In 2000, the Supreme Court ruled in Kimel v. Florida Board of Regents that states are protected from ADEA suits by individuals. Legislation was introduced in the U.S. Senate in 2001 that would require states agencies to waive their immunity from ADEA suits or else forfeit federal funding.

Most ADEA suits are based on charges brought before the Equal Employment Opportunity Commission (EEOC). The EEOC is responsible for investigating charges of age discrimination and seeking remedies. Rarely does it file actual lawsuits (in fact EEOC litigation across the board dropped through the 1990s and into the twenty-first century), but individuals are allowed to sue on their own.

In 1995 the EEOC conducted a comprehensive review of its procedures and developed new National and Local Enforcement Plans. These plans provide guidelines for dealing with discrimination issues against older workers.

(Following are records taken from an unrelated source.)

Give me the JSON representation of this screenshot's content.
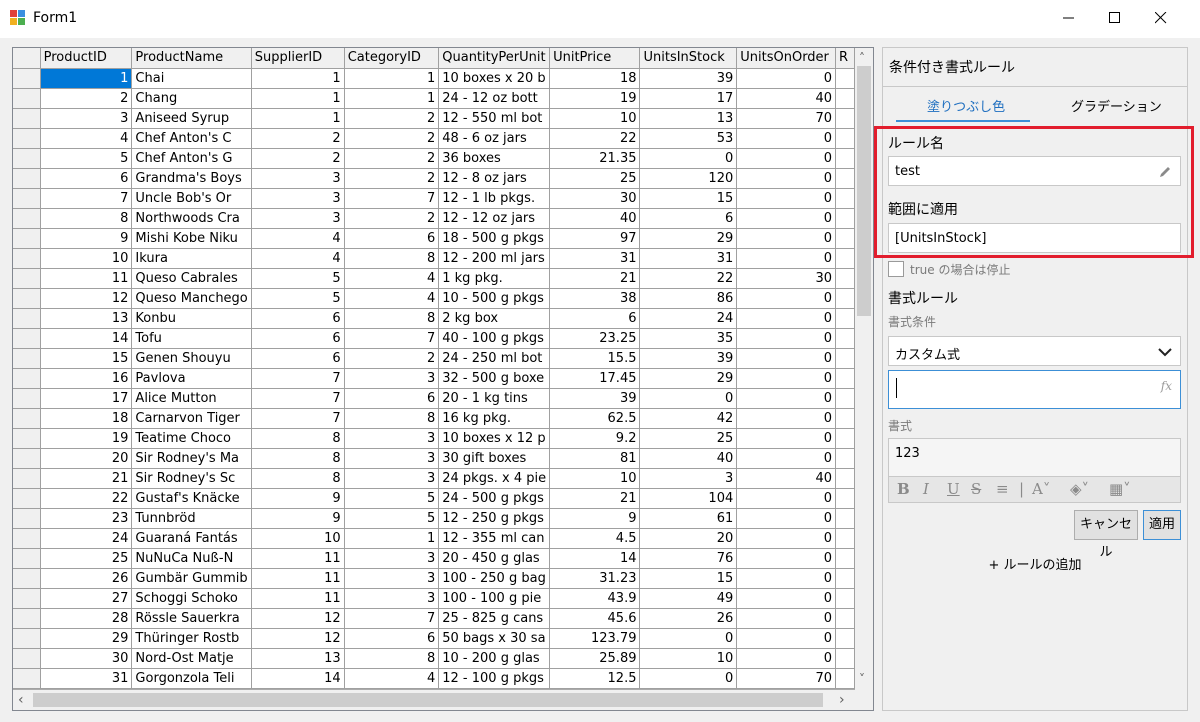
{
  "window": {
    "title": "Form1"
  },
  "grid": {
    "columns": [
      "ProductID",
      "ProductName",
      "SupplierID",
      "CategoryID",
      "QuantityPerUnit",
      "UnitPrice",
      "UnitsInStock",
      "UnitsOnOrder",
      "R"
    ],
    "rows": [
      [
        "1",
        "Chai",
        "1",
        "1",
        "10 boxes x 20 b",
        "18",
        "39",
        "0"
      ],
      [
        "2",
        "Chang",
        "1",
        "1",
        "24 - 12 oz bott",
        "19",
        "17",
        "40"
      ],
      [
        "3",
        "Aniseed Syrup",
        "1",
        "2",
        "12 - 550 ml bot",
        "10",
        "13",
        "70"
      ],
      [
        "4",
        "Chef Anton's C",
        "2",
        "2",
        "48 - 6 oz jars",
        "22",
        "53",
        "0"
      ],
      [
        "5",
        "Chef Anton's G",
        "2",
        "2",
        "36 boxes",
        "21.35",
        "0",
        "0"
      ],
      [
        "6",
        "Grandma's Boys",
        "3",
        "2",
        "12 - 8 oz jars",
        "25",
        "120",
        "0"
      ],
      [
        "7",
        "Uncle Bob's Or",
        "3",
        "7",
        "12 - 1 lb pkgs.",
        "30",
        "15",
        "0"
      ],
      [
        "8",
        "Northwoods Cra",
        "3",
        "2",
        "12 - 12 oz jars",
        "40",
        "6",
        "0"
      ],
      [
        "9",
        "Mishi Kobe Niku",
        "4",
        "6",
        "18 - 500 g pkgs",
        "97",
        "29",
        "0"
      ],
      [
        "10",
        "Ikura",
        "4",
        "8",
        "12 - 200 ml jars",
        "31",
        "31",
        "0"
      ],
      [
        "11",
        "Queso Cabrales",
        "5",
        "4",
        "1 kg pkg.",
        "21",
        "22",
        "30"
      ],
      [
        "12",
        "Queso Manchego",
        "5",
        "4",
        "10 - 500 g pkgs",
        "38",
        "86",
        "0"
      ],
      [
        "13",
        "Konbu",
        "6",
        "8",
        "2 kg box",
        "6",
        "24",
        "0"
      ],
      [
        "14",
        "Tofu",
        "6",
        "7",
        "40 - 100 g pkgs",
        "23.25",
        "35",
        "0"
      ],
      [
        "15",
        "Genen Shouyu",
        "6",
        "2",
        "24 - 250 ml bot",
        "15.5",
        "39",
        "0"
      ],
      [
        "16",
        "Pavlova",
        "7",
        "3",
        "32 - 500 g boxe",
        "17.45",
        "29",
        "0"
      ],
      [
        "17",
        "Alice Mutton",
        "7",
        "6",
        "20 - 1 kg tins",
        "39",
        "0",
        "0"
      ],
      [
        "18",
        "Carnarvon Tiger",
        "7",
        "8",
        "16 kg pkg.",
        "62.5",
        "42",
        "0"
      ],
      [
        "19",
        "Teatime Choco",
        "8",
        "3",
        "10 boxes x 12 p",
        "9.2",
        "25",
        "0"
      ],
      [
        "20",
        "Sir Rodney's Ma",
        "8",
        "3",
        "30 gift boxes",
        "81",
        "40",
        "0"
      ],
      [
        "21",
        "Sir Rodney's Sc",
        "8",
        "3",
        "24 pkgs. x 4 pie",
        "10",
        "3",
        "40"
      ],
      [
        "22",
        "Gustaf's Knäcke",
        "9",
        "5",
        "24 - 500 g pkgs",
        "21",
        "104",
        "0"
      ],
      [
        "23",
        "Tunnbröd",
        "9",
        "5",
        "12 - 250 g pkgs",
        "9",
        "61",
        "0"
      ],
      [
        "24",
        "Guaraná Fantás",
        "10",
        "1",
        "12 - 355 ml can",
        "4.5",
        "20",
        "0"
      ],
      [
        "25",
        "NuNuCa Nuß-N",
        "11",
        "3",
        "20 - 450 g glas",
        "14",
        "76",
        "0"
      ],
      [
        "26",
        "Gumbär Gummib",
        "11",
        "3",
        "100 - 250 g bag",
        "31.23",
        "15",
        "0"
      ],
      [
        "27",
        "Schoggi Schoko",
        "11",
        "3",
        "100 - 100 g pie",
        "43.9",
        "49",
        "0"
      ],
      [
        "28",
        "Rössle Sauerkra",
        "12",
        "7",
        "25 - 825 g cans",
        "45.6",
        "26",
        "0"
      ],
      [
        "29",
        "Thüringer Rostb",
        "12",
        "6",
        "50 bags x 30 sa",
        "123.79",
        "0",
        "0"
      ],
      [
        "30",
        "Nord-Ost Matje",
        "13",
        "8",
        "10 - 200 g glas",
        "25.89",
        "10",
        "0"
      ],
      [
        "31",
        "Gorgonzola Teli",
        "14",
        "4",
        "12 - 100 g pkgs",
        "12.5",
        "0",
        "70"
      ]
    ]
  },
  "panel": {
    "title": "条件付き書式ルール",
    "tab_fill": "塗りつぶし色",
    "tab_gradient": "グラデーション",
    "rule_name_label": "ルール名",
    "rule_name_value": "test",
    "apply_range_label": "範囲に適用",
    "apply_range_value": "[UnitsInStock]",
    "stop_if_true": "true の場合は停止",
    "format_rule_label": "書式ルール",
    "format_condition_label": "書式条件",
    "format_condition_value": "カスタム式",
    "formula_icon": "fx",
    "format_label": "書式",
    "format_preview": "123",
    "cancel_label": "キャンセル",
    "apply_label": "適用",
    "add_rule_label": "+ ルールの追加"
  },
  "colors": {
    "selection": "#0078d7",
    "highlight_frame": "#e21d2d",
    "tab_active": "#3c8fd6"
  }
}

The EEOC has long suffered from inadequate funding, which limits its ability to investigate charges as quickly as it would like. As a result, EEOC chooses its lawsuits carefully to ensure maximum impact.

Inside Legal Protection